We had a big gap so, I should like to revise a little bit of what we had said last time. We were describing the condition of Arjuna and the questions that were in his mind. We had a long analysis of the entire description of his own consciousness and to say very briefly, he makes three basic propositions: first is, that he is aware of his duty to fight. It is not true that he forgot his duty because of the overwhelming presence of his opponents who were also his kinsmen, but he got overwhelmed by another idea: the duty to fight was counteractive by a perception that to kill and to kill the kinsmen and to kill the kinsmen which would result in the destruction of Dharma, is a sin. So, a duty was confronted with a sense of a sin. So, killing itself, now he began to feel, is a sin, and much worse, by killing to bring about a destruction of Dharma.
These three ideas were put side by side: 'duty to fight', 'the sin in killing the kinsmen', and thirdly, `to bring about a destruction of Dharma by the killing of the kinsmen`. Between these three alternatives he felt that in performing his duty to fight, he was going to create a disaster for Dharma itself, and therefore he conclude that, ""I shall not fight."

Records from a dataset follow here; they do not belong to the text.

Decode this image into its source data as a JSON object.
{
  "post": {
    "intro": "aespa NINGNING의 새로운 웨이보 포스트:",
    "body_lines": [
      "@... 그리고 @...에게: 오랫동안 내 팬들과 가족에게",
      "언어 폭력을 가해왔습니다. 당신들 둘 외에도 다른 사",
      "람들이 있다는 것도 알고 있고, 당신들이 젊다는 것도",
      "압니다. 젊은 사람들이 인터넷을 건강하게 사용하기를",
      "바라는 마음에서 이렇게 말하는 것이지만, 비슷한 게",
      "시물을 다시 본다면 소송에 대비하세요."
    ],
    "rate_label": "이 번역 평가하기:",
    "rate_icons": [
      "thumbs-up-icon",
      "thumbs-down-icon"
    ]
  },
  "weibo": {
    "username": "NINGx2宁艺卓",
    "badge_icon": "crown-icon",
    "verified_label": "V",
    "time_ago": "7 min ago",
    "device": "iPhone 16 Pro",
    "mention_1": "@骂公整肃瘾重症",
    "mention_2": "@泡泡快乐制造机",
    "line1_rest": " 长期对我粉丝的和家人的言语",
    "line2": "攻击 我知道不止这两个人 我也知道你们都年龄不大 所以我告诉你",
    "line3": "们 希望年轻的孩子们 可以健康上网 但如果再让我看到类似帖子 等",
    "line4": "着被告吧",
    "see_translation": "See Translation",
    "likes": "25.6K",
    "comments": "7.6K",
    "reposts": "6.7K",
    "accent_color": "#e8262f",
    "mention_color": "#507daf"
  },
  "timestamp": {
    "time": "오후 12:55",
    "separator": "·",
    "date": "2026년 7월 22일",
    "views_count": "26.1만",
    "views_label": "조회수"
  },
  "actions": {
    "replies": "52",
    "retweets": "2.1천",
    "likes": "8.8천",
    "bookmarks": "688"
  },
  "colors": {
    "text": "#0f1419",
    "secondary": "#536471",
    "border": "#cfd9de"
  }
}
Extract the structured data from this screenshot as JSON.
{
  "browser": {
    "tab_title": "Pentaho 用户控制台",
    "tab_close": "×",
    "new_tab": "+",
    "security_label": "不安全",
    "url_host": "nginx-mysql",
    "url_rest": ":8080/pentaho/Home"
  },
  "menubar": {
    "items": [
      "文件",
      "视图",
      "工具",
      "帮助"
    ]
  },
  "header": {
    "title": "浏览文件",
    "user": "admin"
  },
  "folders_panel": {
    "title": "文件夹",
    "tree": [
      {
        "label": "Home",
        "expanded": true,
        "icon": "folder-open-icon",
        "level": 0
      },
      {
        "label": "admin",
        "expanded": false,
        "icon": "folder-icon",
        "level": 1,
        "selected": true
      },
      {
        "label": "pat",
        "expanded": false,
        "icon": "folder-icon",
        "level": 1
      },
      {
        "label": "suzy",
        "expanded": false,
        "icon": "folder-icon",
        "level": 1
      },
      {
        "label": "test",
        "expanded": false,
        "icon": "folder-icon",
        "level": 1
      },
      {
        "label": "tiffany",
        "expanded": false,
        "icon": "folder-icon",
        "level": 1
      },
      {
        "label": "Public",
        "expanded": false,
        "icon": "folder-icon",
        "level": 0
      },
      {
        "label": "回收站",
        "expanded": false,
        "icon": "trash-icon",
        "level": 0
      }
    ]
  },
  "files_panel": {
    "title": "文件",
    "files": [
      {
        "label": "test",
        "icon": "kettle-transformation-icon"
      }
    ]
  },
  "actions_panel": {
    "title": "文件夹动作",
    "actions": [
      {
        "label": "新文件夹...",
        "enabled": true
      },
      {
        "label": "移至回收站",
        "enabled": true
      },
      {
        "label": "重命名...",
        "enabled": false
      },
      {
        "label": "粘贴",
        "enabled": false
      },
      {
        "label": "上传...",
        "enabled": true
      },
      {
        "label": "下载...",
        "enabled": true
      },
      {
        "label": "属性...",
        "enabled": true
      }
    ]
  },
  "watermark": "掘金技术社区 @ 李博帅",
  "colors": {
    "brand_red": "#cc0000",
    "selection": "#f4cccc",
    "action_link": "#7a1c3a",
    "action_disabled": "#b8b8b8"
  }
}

Now, his exposition of his own argument is embellished by three other propositions. One is his declaration: "I do not wish happiness, I do not wish to have kingdom, na kaooke rajyao na kaooke sukhao, I do not wish to have kingdom nor the happiness". The second: "it is better for me to be killed unarmed than to kill my brethren". And the third is: ""it is known that if you destroy the Dharma, you will have no peace anywhere and you will be consign to hell".
Now, you can see that in all these three statements there is a kind of a high profile for himself. It is as if he has now become enlightened, and in that state of enlightenment, he feels quite superior. If somebody says, "I do not want kingdom, I do not want happiness, I want to renounce even if they are available to me", then naturally it is a very high superior profile for oneself, and one feel justify in one's own eyes as well as in the eyes of the others. If one says, "it is better for me to be killed unarmed, than to kill the others", again it means a very high profile for oneself, and one does not want even to defend oneself, what a special kind of abnegation! Self sacrifice of oneself! And thirdly, that there is a knowledge that if you destroy Dharma, and you become responsible for the destruction of Dharma, you will have no peace anywhere at all, and you will be consign to the hell, therefore no wise man should ever do it. So, it is attributing wisdom to himself. And to say these words
before Sri Krishna: itianususruma, he says, "we here we know, we are told of the great wisdom that if you become responsible for the destruction of Dharma, then for you there is no peace anywhere, you are consign to hell"; and then he declares, he says, "look, what a great sin we were going to commit!", and now because of this new wisdom that now has arisen in his mind, he feels that he is saved from all the evil consequences of the action that he was to going to perform.
We must know that at this stage he does not ask Sri Krishna what is His view. He has come to the conclusion on his own, and he simply says: "I shall not fight". At that stage he has no doubt in his mind that he has weight quite well the different alternatives: the duty to fight, the sin in killing his kinsmen, which thirdly leads to the destruction of Dharma. And therefore the conclusion is that he should not fight. As yet there is no sense of a conflict immediately manifested when he declares: "I shall not fight".
It is only latter on, when Sri Krishna rebukes him, that is in the next chapter, in the second chapter when Sri Krishna rebukes Arjuna and says, "what kind of weakness has possessed you at this wrong hour, what kind of weakness, klaibyao, what kind of weakness has overcome your whole personality, as a result of which you speak these words? And then Sri Krishna when He starts on this note, Arjuna confesses that he is confused. And then he repeats his arguments and he says, "how can I kill Bhishma and others. That is his question. So, he confesses that there is before Bhishma, the one who was revered, the one who is so dear, how can he kill him? But at the same time, he confesses that he is savbhibhura~, he is really in a state of confusion, bewildered " , perplexed. And then he says, '115-dhi mao,(II,7) now, you rule over me and tell me what is my Dharma, what I should do?" And then follows the great teaching of the Gita which is the main substance of all the chapters of the Gita. Now we dwelt so much upon this because unless we know the question with which the Gita starts, we will not be able to appreciate the answer that comes, and the answer if very complex and unless we know the main issue we won't be able to understand the complexity of the answer.
Now, it is this answer, which constitutes the core of the teaching of the Gita. One can go verse by verse, try to understand chapter by chapter and see how Sri Krishna leads Arjuna from one state of consciousness to the other, until at last he declares that his moha is nail oa,(XVIII,73), that all his bewilderment is finished, vanished. And then he is prepared, and he is ready to fight. It is a long, long argument. As Sri Aurobindo says, "...fluent but at the same time it is a wavy argument".